For another example, you can follow my webcomic Noumena:

The comic is still in its early days, but more posts are in the pipeline and they will deal with philosophical concepts and theories in depth.

10 months ago

I know that many people tend to look down on these volumes, but the Blackwell and Open Court popular culture and philosophy anthologies on various comic book series are filled with explorations of the philosophical themes found within those comics. That’s a natural starting point for examples, and they often make great introductory teaching papers as an added benefit.

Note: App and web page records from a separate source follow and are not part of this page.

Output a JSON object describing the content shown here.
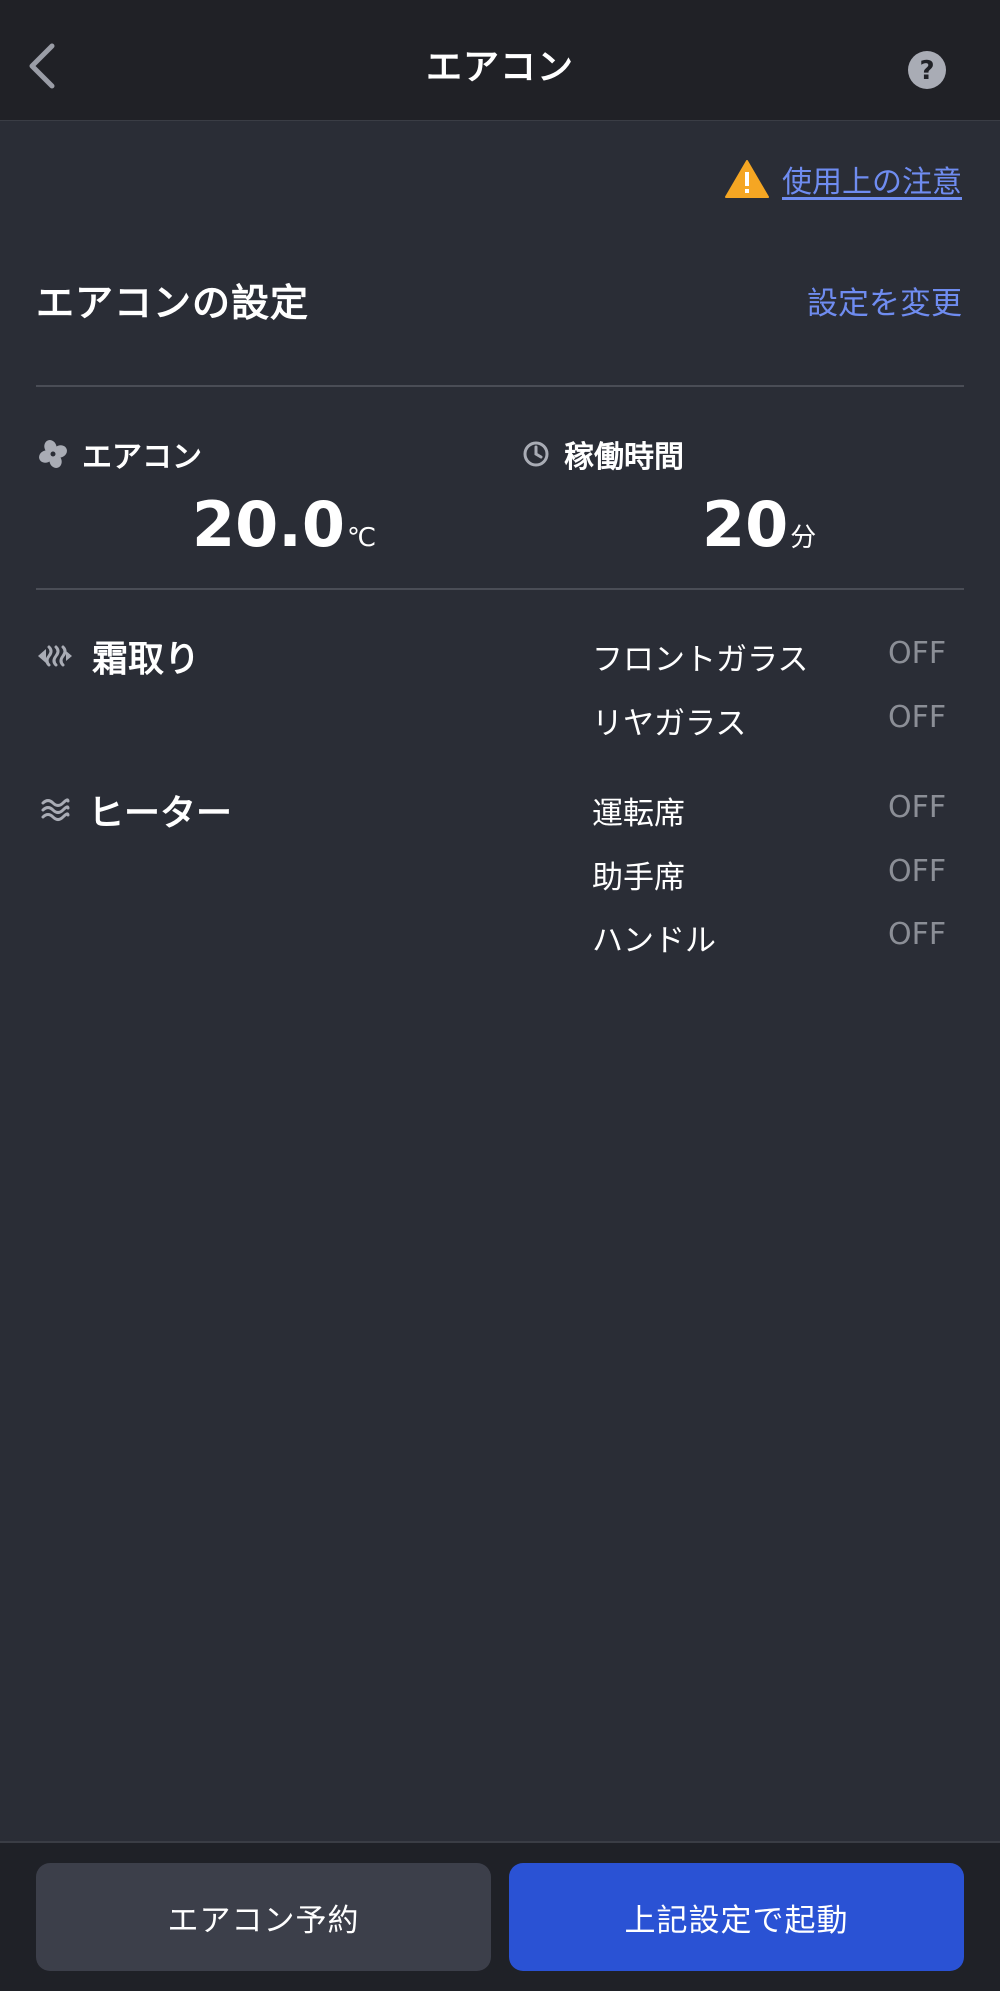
{
  "header": {
    "title": "エアコン",
    "back_icon": "chevron-left-icon",
    "help_icon": "question-circle-icon"
  },
  "notice": {
    "icon": "warning-triangle-icon",
    "link_text": "使用上の注意",
    "icon_color": "#f5a623"
  },
  "settings": {
    "title": "エアコンの設定",
    "change_link": "設定を変更",
    "aircon": {
      "icon": "fan-icon",
      "label": "エアコン",
      "value": "20.0",
      "unit": "℃"
    },
    "runtime": {
      "icon": "clock-icon",
      "label": "稼働時間",
      "value": "20",
      "unit": "分"
    }
  },
  "defrost": {
    "icon": "defrost-icon",
    "title": "霜取り",
    "items": [
      {
        "label": "フロントガラス",
        "value": "OFF"
      },
      {
        "label": "リヤガラス",
        "value": "OFF"
      }
    ]
  },
  "heater": {
    "icon": "heat-waves-icon",
    "title": "ヒーター",
    "items": [
      {
        "label": "運転席",
        "value": "OFF"
      },
      {
        "label": "助手席",
        "value": "OFF"
      },
      {
        "label": "ハンドル",
        "value": "OFF"
      }
    ]
  },
  "actions": {
    "reserve_label": "エアコン予約",
    "start_label": "上記設定で起動",
    "start_color": "#2a52d4"
  },
  "colors": {
    "background": "#2a2d36",
    "header": "#202126",
    "link": "#6f8cf0"
  }
}
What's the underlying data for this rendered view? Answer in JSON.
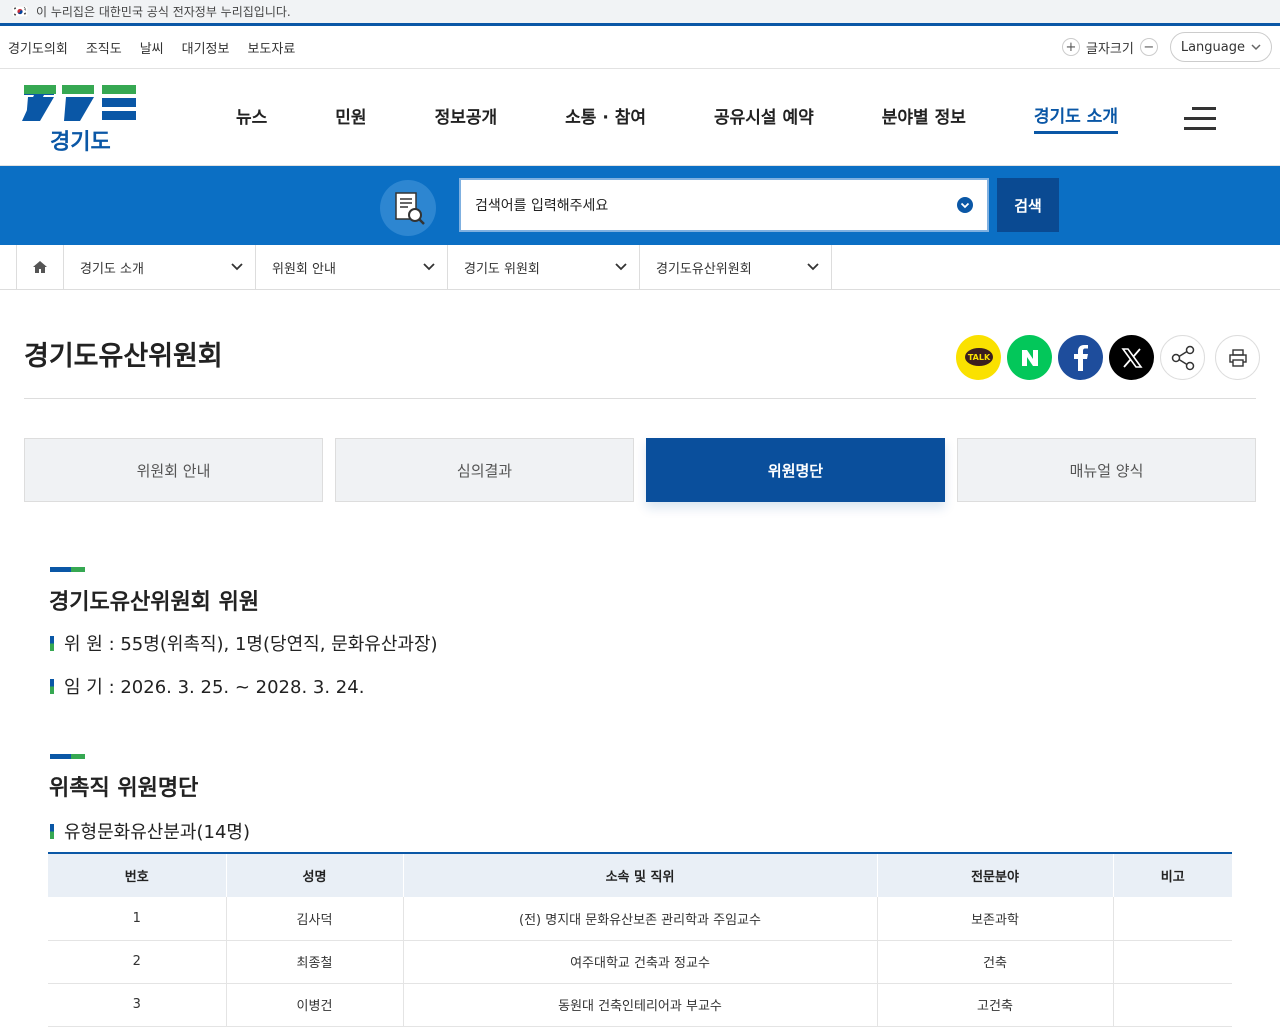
{
  "gov_banner": {
    "text": "이 누리집은 대한민국 공식 전자정부 누리집입니다."
  },
  "util": {
    "links": [
      "경기도의회",
      "조직도",
      "날씨",
      "대기정보",
      "보도자료"
    ],
    "font_size_label": "글자크기",
    "language_label": "Language"
  },
  "header": {
    "logo_text": "경기도",
    "nav": [
      "뉴스",
      "민원",
      "정보공개",
      "소통 · 참여",
      "공유시설 예약",
      "분야별 정보",
      "경기도 소개"
    ],
    "active_nav": "경기도 소개"
  },
  "search": {
    "placeholder": "검색어를 입력해주세요",
    "button": "검색"
  },
  "breadcrumb": [
    "경기도 소개",
    "위원회 안내",
    "경기도 위원회",
    "경기도유산위원회"
  ],
  "page_title": "경기도유산위원회",
  "share": [
    "kakaotalk-icon",
    "naver-icon",
    "facebook-icon",
    "x-icon",
    "share-icon",
    "print-icon"
  ],
  "kakao_label": "TALK",
  "tabs": [
    "위원회 안내",
    "심의결과",
    "위원명단",
    "매뉴얼 양식"
  ],
  "active_tab": "위원명단",
  "section1": {
    "title": "경기도유산위원회 위원",
    "lines": [
      "위 원 : 55명(위촉직), 1명(당연직, 문화유산과장)",
      "임 기 : 2026. 3. 25. ~ 2028. 3. 24."
    ]
  },
  "section2": {
    "title": "위촉직 위원명단",
    "subtitle": "유형문화유산분과(14명)"
  },
  "table": {
    "headers": [
      "번호",
      "성명",
      "소속 및 직위",
      "전문분야",
      "비고"
    ],
    "rows": [
      [
        "1",
        "김사덕",
        "(전) 명지대 문화유산보존 관리학과 주임교수",
        "보존과학",
        ""
      ],
      [
        "2",
        "최종철",
        "여주대학교 건축과 정교수",
        "건축",
        ""
      ],
      [
        "3",
        "이병건",
        "동원대 건축인테리어과 부교수",
        "고건축",
        ""
      ]
    ]
  },
  "colors": {
    "primary": "#0a57a6",
    "search_bg": "#0b6fc4",
    "tab_active": "#0a4f9c",
    "green": "#36a852"
  }
}
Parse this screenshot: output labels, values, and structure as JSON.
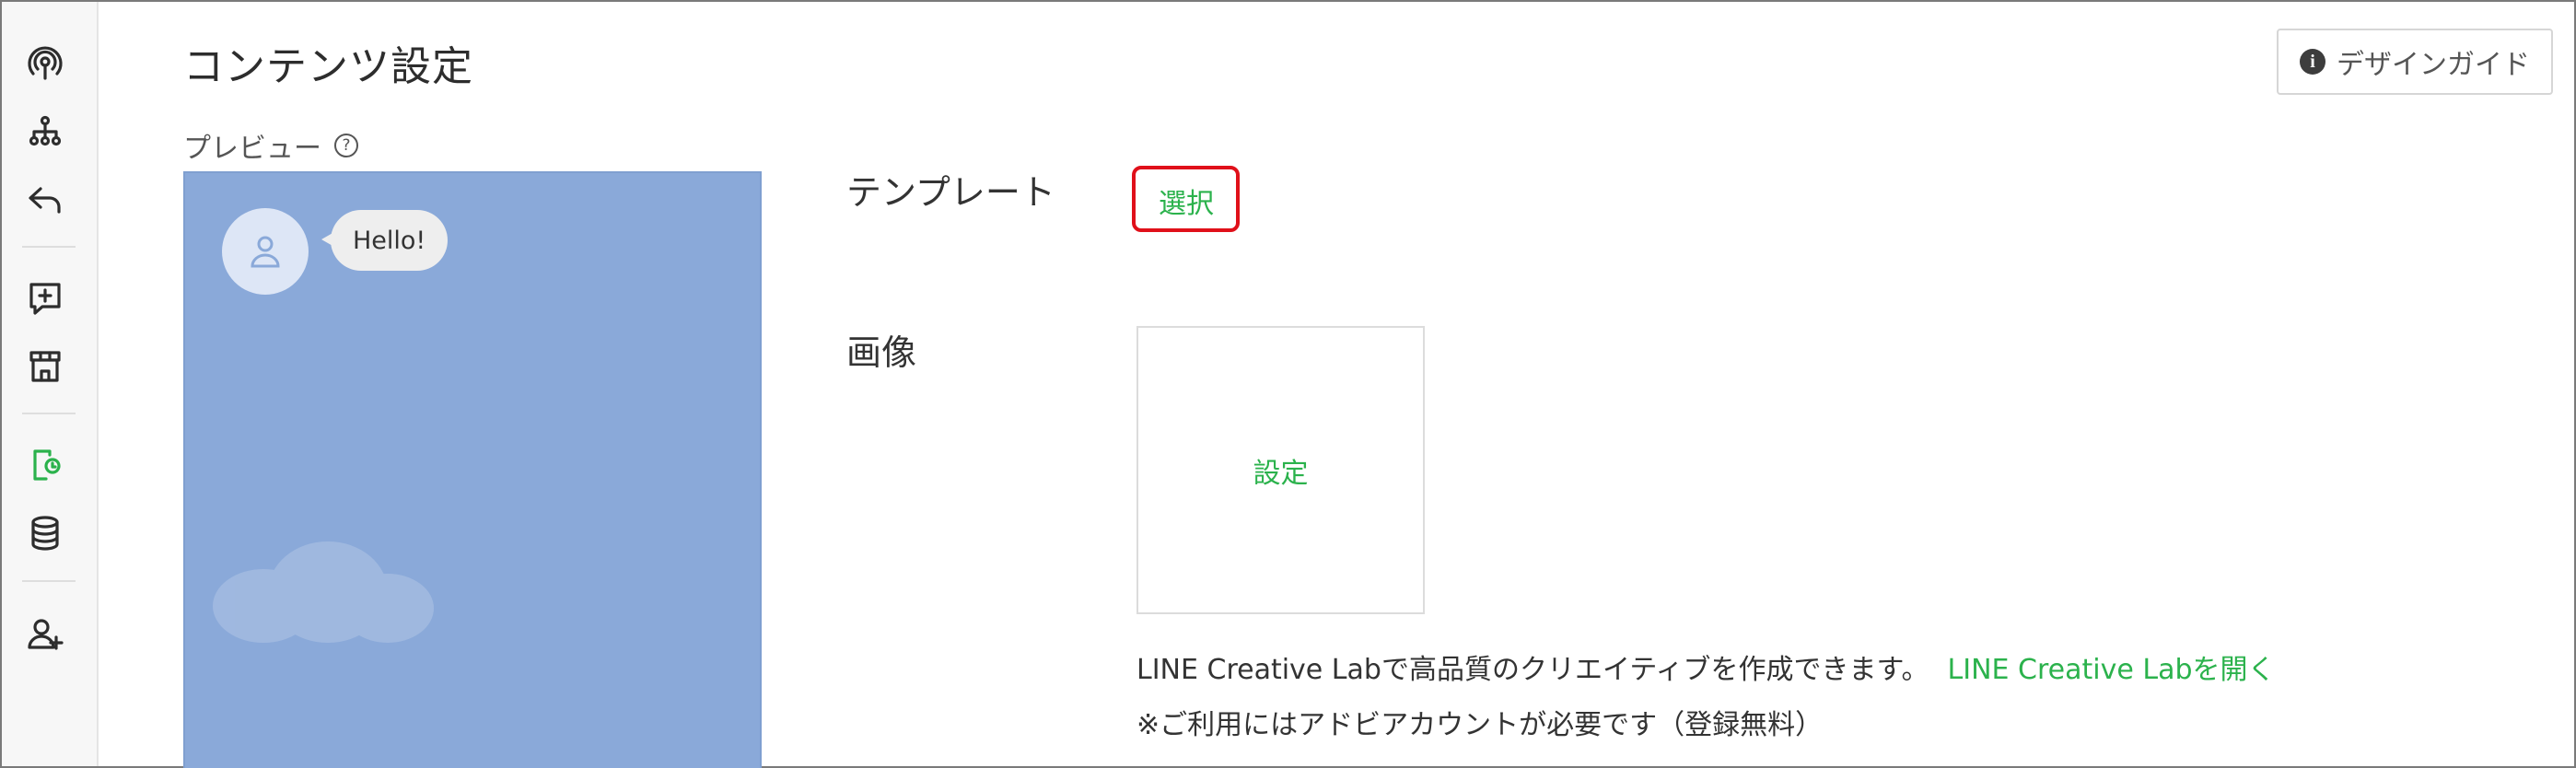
{
  "sidebar": {
    "icons": [
      {
        "name": "broadcast-icon"
      },
      {
        "name": "sitemap-icon"
      },
      {
        "name": "reply-icon"
      },
      {
        "name": "add-message-icon"
      },
      {
        "name": "shop-icon"
      },
      {
        "name": "rich-menu-icon",
        "active": true
      },
      {
        "name": "database-icon"
      },
      {
        "name": "add-friend-icon"
      }
    ],
    "active_color": "#2bb24c"
  },
  "header": {
    "title": "コンテンツ設定",
    "design_guide_label": "デザインガイド"
  },
  "preview": {
    "label": "プレビュー",
    "help_glyph": "?",
    "bubble_text": "Hello!",
    "background_color": "#8aa9d9"
  },
  "form": {
    "template": {
      "label": "テンプレート",
      "select_label": "選択"
    },
    "image": {
      "label": "画像",
      "set_label": "設定"
    },
    "creative_lab": {
      "text": "LINE Creative Labで高品質のクリエイティブを作成できます。",
      "link": "LINE Creative Labを開く",
      "note": "※ご利用にはアドビアカウントが必要です（登録無料）"
    }
  },
  "colors": {
    "accent_green": "#2bb24c",
    "highlight_red": "#e0101a"
  }
}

For something more academic, there’s *The Art of Comics: A Philosophical Approach* ed. Meskin & Cook (cited in the comic above) and *The Routledge Companion to Comics* ed. Bramlett, Cook & Meskin, although the latter isn’t primarily philosophy. Both will have explorations of philosophy done through comics. Also of note is *Philosophy Illustrated*, ed. De Cruz, which may or may not count as comics, but is a collection of illustrations of thought experiments.